In its forecast, the INSEE agency said that although it expected growth of just 0.1 percent in the finalquarter of 2014, it predicts a 0.3 percent expansion in the first two quarters of 2015.
While the agency declined to stipulate estimates for full-year 2015 growth,its study included first semester figures indicating the French economy should expand by a minimum of 0.7 percent next year.
Hope for an even stronger recovery was offered in INSEE's forecast foreconomic activity to increase by 1.0 percent between the summers of 2014 and 2015. Growth was flat between the same periods in 2013-2014.
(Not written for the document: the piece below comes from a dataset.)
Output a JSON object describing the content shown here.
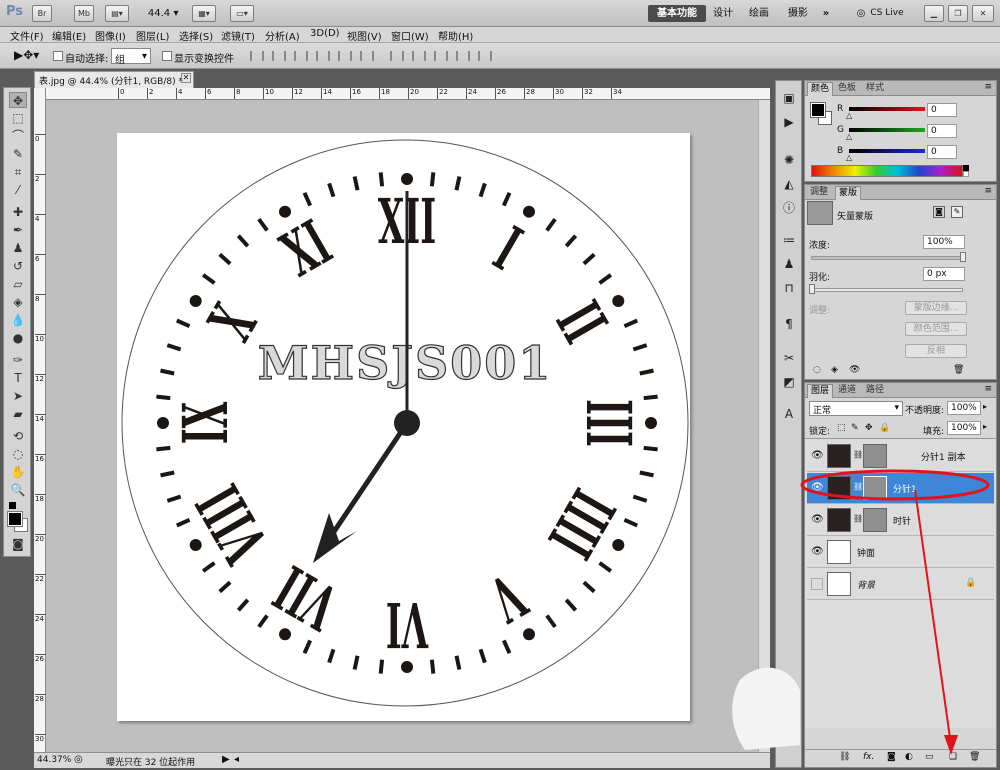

The projections are in line with government estimates of 1.0 percent growthnext year.
But despite the improved prospects for growth in the eurozone's second-largest economy, INSEE said the good news would not extend to the country's persistently high jobless rate.
In fact, INSEE sees French unemployment rising to 10.6 percent by mid-2015,up from 10.4 percent in the third quarter of 2014.
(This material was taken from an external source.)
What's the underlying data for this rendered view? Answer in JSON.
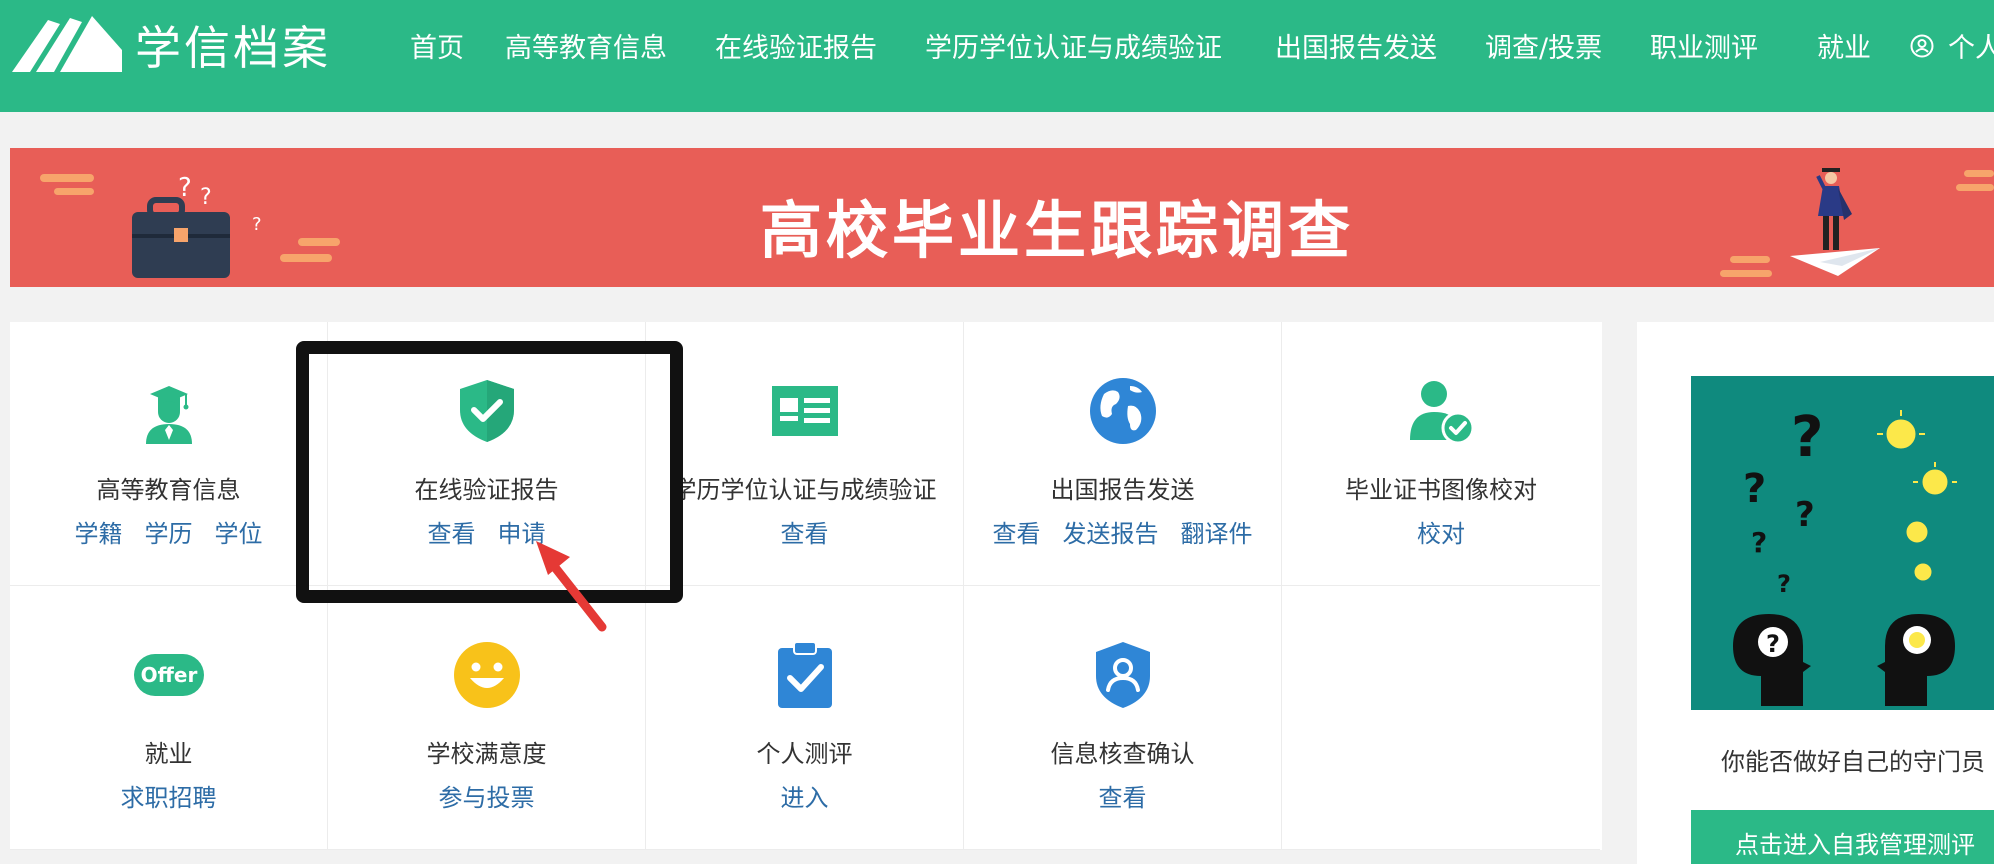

The agency said French companies were expected to continue sitting oninvestment plans — which fuel job creation — well into 2015.
French Finance Minister Michel Sapin described the agency's forecast as"confirming the government's growth scenario" but still not "strong enough" to ease the country's employment or public finance ills.
While warning its growth estimates would depend on oil prices and theeuro's exchange rate, INSEE said it expected the price of oil to continue falling to levels below those used in its forecast.
Lower oil prices help boost consumer spending while a weaker euro makesFrench exports cheaper.